[Element data from apps and pages]
──────
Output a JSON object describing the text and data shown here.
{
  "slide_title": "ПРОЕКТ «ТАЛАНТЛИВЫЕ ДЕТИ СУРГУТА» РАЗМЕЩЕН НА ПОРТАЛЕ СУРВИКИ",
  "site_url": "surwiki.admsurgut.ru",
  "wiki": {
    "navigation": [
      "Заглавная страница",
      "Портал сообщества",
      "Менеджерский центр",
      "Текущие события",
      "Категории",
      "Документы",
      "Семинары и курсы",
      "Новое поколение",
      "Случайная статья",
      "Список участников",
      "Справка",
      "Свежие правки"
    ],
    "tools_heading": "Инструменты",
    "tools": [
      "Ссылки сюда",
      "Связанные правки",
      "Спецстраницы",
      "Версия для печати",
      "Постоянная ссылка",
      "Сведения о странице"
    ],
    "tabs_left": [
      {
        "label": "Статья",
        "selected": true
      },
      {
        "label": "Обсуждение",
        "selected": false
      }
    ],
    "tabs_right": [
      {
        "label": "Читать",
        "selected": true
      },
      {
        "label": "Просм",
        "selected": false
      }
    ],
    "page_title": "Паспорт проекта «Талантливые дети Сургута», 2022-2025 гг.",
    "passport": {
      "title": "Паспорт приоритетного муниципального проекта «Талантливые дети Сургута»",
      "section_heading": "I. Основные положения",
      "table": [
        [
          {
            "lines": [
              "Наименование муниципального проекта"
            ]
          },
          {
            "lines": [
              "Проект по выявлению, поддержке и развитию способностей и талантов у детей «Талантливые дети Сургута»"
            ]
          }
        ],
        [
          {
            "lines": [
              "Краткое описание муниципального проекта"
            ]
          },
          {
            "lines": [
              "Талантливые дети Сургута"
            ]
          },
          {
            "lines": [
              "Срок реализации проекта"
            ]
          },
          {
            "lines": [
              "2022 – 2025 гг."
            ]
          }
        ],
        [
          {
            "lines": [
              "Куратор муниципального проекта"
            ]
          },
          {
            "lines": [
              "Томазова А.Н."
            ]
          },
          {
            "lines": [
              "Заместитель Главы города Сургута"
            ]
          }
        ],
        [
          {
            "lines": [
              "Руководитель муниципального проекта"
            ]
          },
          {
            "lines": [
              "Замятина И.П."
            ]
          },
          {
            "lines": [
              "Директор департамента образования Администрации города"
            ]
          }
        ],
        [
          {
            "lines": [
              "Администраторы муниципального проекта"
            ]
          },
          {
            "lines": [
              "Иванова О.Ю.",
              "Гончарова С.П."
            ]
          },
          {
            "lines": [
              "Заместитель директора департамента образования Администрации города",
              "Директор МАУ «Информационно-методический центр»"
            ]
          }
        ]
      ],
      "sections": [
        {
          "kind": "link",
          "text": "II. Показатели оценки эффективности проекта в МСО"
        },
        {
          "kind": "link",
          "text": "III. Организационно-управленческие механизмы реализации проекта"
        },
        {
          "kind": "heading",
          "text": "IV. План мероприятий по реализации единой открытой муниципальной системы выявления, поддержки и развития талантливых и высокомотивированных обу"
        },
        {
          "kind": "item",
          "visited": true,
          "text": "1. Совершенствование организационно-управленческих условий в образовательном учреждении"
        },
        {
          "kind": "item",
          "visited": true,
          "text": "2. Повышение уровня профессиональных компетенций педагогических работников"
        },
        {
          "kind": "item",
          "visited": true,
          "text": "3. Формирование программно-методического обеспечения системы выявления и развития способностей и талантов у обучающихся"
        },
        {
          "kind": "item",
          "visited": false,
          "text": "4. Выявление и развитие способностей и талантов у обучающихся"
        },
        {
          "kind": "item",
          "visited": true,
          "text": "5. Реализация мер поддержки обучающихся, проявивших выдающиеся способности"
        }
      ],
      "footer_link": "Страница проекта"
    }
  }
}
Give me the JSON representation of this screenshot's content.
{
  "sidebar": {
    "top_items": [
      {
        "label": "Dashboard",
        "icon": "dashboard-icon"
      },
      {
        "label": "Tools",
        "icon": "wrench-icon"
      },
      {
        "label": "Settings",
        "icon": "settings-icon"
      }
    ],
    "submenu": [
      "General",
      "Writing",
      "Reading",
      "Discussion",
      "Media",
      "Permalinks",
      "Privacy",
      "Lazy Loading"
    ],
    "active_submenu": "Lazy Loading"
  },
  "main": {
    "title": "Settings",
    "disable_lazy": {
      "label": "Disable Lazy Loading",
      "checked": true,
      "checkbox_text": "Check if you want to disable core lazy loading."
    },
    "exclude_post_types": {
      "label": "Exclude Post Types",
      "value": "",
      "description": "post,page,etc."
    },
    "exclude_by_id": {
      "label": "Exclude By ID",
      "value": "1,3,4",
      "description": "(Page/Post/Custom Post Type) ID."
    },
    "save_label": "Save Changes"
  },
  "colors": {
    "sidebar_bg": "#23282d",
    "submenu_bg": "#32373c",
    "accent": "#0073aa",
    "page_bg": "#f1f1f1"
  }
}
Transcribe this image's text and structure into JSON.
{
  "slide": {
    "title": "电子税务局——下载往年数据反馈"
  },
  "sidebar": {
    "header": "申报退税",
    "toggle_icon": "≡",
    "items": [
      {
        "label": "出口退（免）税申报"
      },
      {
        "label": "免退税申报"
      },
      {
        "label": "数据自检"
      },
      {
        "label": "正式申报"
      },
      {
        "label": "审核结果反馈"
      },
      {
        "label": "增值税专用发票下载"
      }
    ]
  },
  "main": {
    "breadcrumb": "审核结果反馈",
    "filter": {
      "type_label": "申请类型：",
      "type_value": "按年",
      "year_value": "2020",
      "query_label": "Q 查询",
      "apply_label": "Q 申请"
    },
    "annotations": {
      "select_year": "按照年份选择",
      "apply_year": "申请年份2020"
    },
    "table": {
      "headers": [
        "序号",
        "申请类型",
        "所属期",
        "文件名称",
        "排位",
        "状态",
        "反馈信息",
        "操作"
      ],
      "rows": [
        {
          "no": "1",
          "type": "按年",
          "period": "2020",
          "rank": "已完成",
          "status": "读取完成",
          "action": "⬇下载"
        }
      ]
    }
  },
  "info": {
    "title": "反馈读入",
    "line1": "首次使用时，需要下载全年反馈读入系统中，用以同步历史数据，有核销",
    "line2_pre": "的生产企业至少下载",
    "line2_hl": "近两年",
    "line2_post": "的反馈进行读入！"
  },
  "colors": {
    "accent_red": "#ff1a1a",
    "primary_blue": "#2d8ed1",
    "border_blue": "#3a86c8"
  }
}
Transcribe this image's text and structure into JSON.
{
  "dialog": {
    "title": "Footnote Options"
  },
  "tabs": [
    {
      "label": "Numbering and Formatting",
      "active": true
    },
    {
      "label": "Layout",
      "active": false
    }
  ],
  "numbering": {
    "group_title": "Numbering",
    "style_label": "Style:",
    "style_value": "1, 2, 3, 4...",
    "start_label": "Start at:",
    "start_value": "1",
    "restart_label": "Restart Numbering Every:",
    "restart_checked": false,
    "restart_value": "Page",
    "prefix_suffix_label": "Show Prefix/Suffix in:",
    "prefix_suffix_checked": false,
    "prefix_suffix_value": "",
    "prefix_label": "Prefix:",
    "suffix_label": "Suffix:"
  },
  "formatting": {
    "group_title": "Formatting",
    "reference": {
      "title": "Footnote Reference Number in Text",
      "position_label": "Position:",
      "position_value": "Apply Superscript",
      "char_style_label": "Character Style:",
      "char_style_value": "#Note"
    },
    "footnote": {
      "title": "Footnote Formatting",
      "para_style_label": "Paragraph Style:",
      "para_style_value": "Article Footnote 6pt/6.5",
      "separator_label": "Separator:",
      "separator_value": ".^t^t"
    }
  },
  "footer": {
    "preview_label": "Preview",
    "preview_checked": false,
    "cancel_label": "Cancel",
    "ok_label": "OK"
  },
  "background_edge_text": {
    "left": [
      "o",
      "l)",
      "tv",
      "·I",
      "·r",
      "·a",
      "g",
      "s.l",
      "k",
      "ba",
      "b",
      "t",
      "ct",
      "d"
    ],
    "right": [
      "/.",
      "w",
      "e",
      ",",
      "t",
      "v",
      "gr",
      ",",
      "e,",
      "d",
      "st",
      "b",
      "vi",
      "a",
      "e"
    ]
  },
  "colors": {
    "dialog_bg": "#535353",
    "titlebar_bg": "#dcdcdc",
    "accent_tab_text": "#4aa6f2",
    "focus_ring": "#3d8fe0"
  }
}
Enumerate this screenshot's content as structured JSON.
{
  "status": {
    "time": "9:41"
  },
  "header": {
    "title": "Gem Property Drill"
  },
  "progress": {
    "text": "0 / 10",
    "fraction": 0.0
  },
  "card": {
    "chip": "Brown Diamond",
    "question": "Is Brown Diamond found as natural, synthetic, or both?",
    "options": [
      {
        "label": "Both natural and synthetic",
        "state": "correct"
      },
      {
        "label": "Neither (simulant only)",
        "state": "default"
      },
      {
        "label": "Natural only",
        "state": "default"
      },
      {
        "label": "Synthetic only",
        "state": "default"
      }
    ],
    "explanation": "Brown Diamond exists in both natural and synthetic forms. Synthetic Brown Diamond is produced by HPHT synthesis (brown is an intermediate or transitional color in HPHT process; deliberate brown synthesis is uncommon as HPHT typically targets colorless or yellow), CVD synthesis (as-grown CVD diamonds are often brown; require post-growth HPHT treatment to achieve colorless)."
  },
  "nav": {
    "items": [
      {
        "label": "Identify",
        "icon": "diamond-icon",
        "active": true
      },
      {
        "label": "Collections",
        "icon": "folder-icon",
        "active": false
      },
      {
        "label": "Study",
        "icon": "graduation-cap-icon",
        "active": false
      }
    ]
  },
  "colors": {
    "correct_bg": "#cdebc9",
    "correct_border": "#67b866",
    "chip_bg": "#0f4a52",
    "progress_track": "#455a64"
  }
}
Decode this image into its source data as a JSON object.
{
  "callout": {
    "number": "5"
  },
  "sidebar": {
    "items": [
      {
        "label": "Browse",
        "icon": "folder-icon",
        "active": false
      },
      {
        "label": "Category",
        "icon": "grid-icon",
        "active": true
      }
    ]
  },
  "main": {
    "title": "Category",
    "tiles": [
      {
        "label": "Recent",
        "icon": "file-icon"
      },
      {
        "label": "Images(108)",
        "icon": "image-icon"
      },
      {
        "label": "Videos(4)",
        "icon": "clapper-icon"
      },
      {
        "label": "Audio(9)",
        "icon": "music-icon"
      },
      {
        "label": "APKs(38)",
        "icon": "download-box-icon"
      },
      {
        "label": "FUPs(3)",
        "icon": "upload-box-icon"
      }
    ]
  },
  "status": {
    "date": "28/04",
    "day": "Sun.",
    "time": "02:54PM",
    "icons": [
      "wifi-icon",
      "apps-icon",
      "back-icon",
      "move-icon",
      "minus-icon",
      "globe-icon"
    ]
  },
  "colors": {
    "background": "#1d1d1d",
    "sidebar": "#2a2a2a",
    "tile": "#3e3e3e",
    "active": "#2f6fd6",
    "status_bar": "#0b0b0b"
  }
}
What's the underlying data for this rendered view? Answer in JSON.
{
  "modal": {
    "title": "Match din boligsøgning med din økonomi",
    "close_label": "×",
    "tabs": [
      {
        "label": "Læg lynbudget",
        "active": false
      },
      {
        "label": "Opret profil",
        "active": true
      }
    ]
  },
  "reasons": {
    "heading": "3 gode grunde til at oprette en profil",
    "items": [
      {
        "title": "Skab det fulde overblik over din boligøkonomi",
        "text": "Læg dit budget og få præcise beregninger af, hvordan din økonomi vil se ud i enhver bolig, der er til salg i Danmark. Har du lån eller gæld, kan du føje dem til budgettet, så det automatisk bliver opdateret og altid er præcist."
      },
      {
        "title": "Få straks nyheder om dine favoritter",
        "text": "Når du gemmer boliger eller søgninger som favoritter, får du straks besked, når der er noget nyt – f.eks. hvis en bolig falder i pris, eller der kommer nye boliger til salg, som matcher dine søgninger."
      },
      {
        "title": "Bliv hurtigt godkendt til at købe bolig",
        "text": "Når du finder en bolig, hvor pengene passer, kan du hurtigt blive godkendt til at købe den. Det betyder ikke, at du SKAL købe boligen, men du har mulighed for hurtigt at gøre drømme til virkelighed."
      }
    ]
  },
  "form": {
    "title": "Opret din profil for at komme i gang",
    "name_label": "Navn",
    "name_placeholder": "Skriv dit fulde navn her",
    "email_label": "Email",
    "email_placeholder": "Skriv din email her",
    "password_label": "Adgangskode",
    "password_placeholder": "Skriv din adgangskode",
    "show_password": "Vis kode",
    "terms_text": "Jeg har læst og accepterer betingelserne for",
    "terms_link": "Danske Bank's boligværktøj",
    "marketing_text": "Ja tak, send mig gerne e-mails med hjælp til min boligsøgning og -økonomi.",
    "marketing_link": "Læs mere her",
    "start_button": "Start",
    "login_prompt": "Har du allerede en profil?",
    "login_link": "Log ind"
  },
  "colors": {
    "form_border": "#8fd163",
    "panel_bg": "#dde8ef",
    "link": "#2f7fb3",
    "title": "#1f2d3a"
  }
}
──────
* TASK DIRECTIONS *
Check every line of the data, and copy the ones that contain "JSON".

* ANSWER FOR THIS EXERCISE *
Output a JSON object describing the text and data shown here.
Give me the JSON representation of this screenshot's content.
Transcribe this image's text and structure into JSON.
Transcribe this image's text and structure into JSON.
Enumerate this screenshot's content as structured JSON.
Decode this image into its source data as a JSON object.
What's the underlying data for this rendered view? Answer in JSON.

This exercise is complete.